Please retype the listing below exactly as it stands, skipping any pictures.

=-=-=-=-=

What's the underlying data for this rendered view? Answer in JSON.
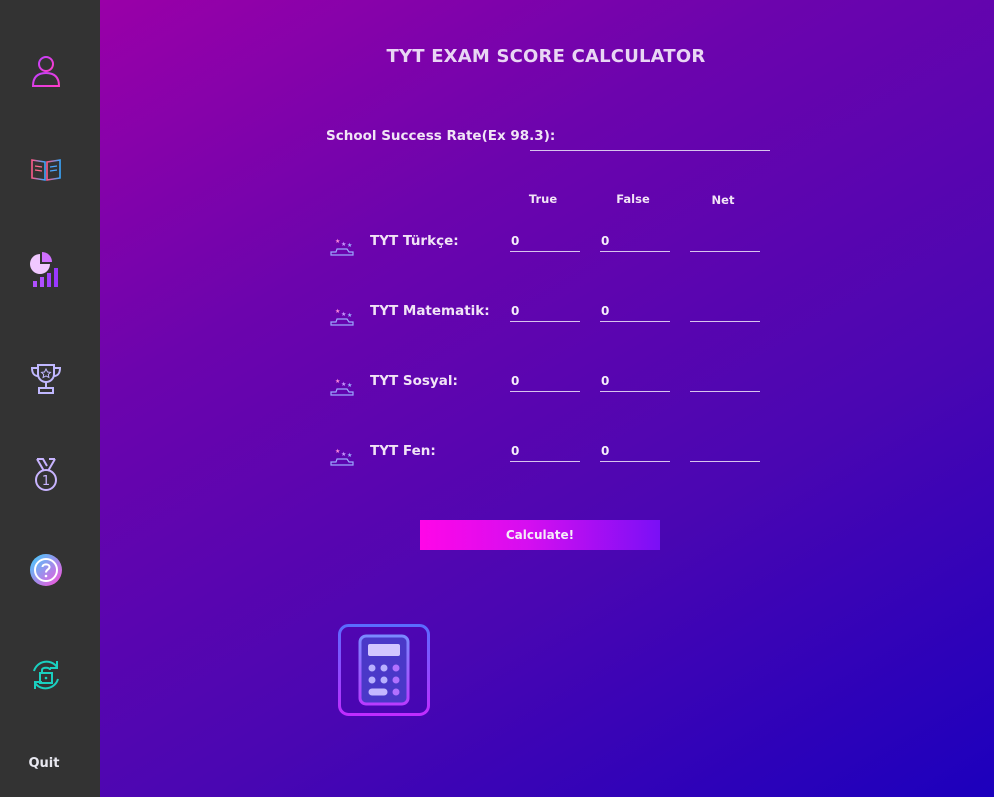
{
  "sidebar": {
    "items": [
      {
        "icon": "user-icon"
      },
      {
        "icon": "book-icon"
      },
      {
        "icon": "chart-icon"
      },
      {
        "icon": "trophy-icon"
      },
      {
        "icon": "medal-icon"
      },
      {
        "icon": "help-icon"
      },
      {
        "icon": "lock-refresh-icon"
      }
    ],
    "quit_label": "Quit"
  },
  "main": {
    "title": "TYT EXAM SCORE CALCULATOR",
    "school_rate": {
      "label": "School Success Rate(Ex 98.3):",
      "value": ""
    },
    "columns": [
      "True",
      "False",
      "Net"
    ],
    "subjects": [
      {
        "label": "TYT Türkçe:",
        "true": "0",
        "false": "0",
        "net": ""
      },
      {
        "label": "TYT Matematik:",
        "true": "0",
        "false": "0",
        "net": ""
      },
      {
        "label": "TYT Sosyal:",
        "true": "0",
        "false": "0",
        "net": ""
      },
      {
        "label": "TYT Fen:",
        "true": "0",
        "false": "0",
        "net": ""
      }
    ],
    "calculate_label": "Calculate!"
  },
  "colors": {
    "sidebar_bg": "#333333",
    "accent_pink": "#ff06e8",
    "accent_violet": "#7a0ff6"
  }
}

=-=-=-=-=

Result for this exercise:
What's the underlying data for this rendered view? Answer in JSON.
{
  "sidebar": {
    "items": [
      {
        "icon": "user-icon"
      },
      {
        "icon": "book-icon"
      },
      {
        "icon": "chart-icon"
      },
      {
        "icon": "trophy-icon"
      },
      {
        "icon": "medal-icon"
      },
      {
        "icon": "help-icon"
      },
      {
        "icon": "lock-refresh-icon"
      }
    ],
    "quit_label": "Quit"
  },
  "main": {
    "title": "TYT EXAM SCORE CALCULATOR",
    "school_rate": {
      "label": "School Success Rate(Ex 98.3):",
      "value": ""
    },
    "columns": [
      "True",
      "False",
      "Net"
    ],
    "subjects": [
      {
        "label": "TYT Türkçe:",
        "true": "0",
        "false": "0",
        "net": ""
      },
      {
        "label": "TYT Matematik:",
        "true": "0",
        "false": "0",
        "net": ""
      },
      {
        "label": "TYT Sosyal:",
        "true": "0",
        "false": "0",
        "net": ""
      },
      {
        "label": "TYT Fen:",
        "true": "0",
        "false": "0",
        "net": ""
      }
    ],
    "calculate_label": "Calculate!"
  },
  "colors": {
    "sidebar_bg": "#333333",
    "accent_pink": "#ff06e8",
    "accent_violet": "#7a0ff6"
  }
}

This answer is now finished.